Barley Mowat 

Beer and Learning: Together at Last!

with one comment

I don’t often plug events on this blog, mostly because the events I think are good enough to plug tend to sell out instantaneously so I elect to not rub in the fact that I have tickets. Hey, speaking of which, I have tickets to Hoppapalooza! Suck it, losers! But I digress.

However, one event is upcoming that you can weirdly still purchase entry for. This is likely because it’s not focused on the general public. The Business of Craft Beer (May 29th, 2-6pm) is a four hour long boot camp on starting and marketing a brewery successfully.

Things kick off with a keynote from Ninkasi Brewing’s Jamie Floyd, then a open panel takes questions on Opening a Craft Brewery in BC featuring Don Farion (Bomber), Anthony Frustagli (Parallel 49) and Jim Dodds (Red Truck). Following that a new panel discusses what to do with the beer once you’ve made (Marketing & Selling Craft Beer), with Adam Mills (Four Winds), Ian McKay (Driftwood) and Tim Barnes (Central City).

Hosting the whole thing is that mountain of beer knowledge himself: Joe Wiebe. Also, you can expect me to interject random thoughts throughout the afternoon, at least until they use the gag and tranquilizers Joe no doubt told the organizers to have at the ready.

Why go, though? You already know how to brew beer and maybe even have threatened, conned and outright extorted your way to some seed capital (sorry, mom). You see, over the years I’ve talked to many dozens of brewers and brewery owners. To a person, they’re all lovely people but that doesn’t stop a solid third to half of them from having virtually no idea what they’re doing when it comes to running a brewery as a business. The balance aren’t a whole lot better, either.

Everyone wants to live the dream and start their own brewery. It sounds attractive: taking that hobby which enthrals you for hours at a time every few weeks (and destroys your kitchen) and turning it into your full time job (which isn’t in your kitchen). Having a chance to brew creatively, put your gorgeous beer in equally gorgeous bottles and then reaping the internal reward of seeing your beer right there on the shelf next to Four Winds (only your beer will be even better, ‘natch) is all the motivation you need.

Well, your VISA statement looking like this also
nudges you towards making free, unlimited beer.

That’s the dream, isn’t it? It’s a sexy temptress of an ideal that pulls you in, then gets all “I have a headache and you have books to balance” in the cold clear light of day. Actually crafting recipes and making beer are just two small steps in a long serpent of a convoluted business process. How much should you spend on packaging? Used brewhouse or new? When do you bottle? Do you even bottle? Can? How much do you have to pay farmers to pick up your spent grain? What licenses do you need to open a tasting room? And HOLY SHIT YOU HAVE TO PAY SOMEONE TO COME GET YOUR SPENT GRAIN?!?
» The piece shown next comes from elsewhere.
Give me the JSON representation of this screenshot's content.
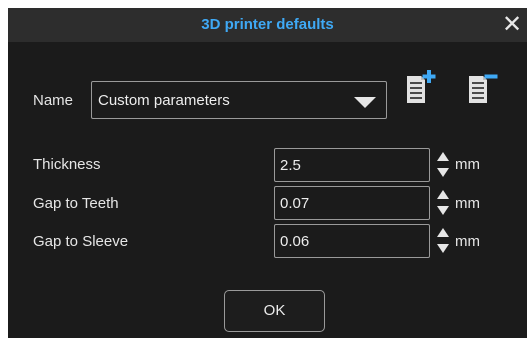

Running a brewery is running a business. End of story. If you’re seriously considering getting into this business or even if you’re still in the day dreaming stage, a chance to ask people pointed and frank questions in an open setting is worth far, far more than the $75 cost of entrance, even if food and beer weren’t included (which, by the way, they are).

If you just looked at that “$75” and thought “that’s too expensive” then save us all some time and keep your day job. Starting a brewery will be the hardest, most expensive, most time consuming thing you’ve ever done with your life, and saving a paltry $75 at the start of this process by not attending this event is about the single worst way to save money you could conceive of.

Seriously, saving $1/hr by hiring this guy to be your delivery driver would be smarter.

Maybe I’m recommending this event because the organizers asked me to (they did) or because they gave me a free ticket (also true), and sure, those things absolutely meet my main criteria for blogging on a topic: making my life better. However, I try to think a bit longer term. My life would be massively better if there were even more breweries in BC, and there will be more breweries if the existing breweries aren’t going out of business left, right and centre because their owners put too much emphasis on “making great beer” and not enough on “paying rent.” You can do both, folks, but you gotta learn how.

This event won’t answer all the questions you need answered in order to run brewery as a business. Heck, it won’t even start. However, if you’re lucky and pay attention, it might teach you which questions you have to ask in the first place, and that’s gotta be worth $75.

Buy your tickets here.

Written by chuck

May 20th, 2014 at 2:48 pm

One Response to 'Beer and Learning: Together at Last!'

Subscribe to comments with RSS or TrackBack to 'Beer and Learning: Together at Last!'.

  1. Too bad is starts at 2pm, don’t mind the price but won’t take a day off work to attend unless I wanted to open a brewery, at which point I agree this is a can’t miss event for anyone even remotely thinking about it.


    20 May 14 at 15:50

Leave a Reply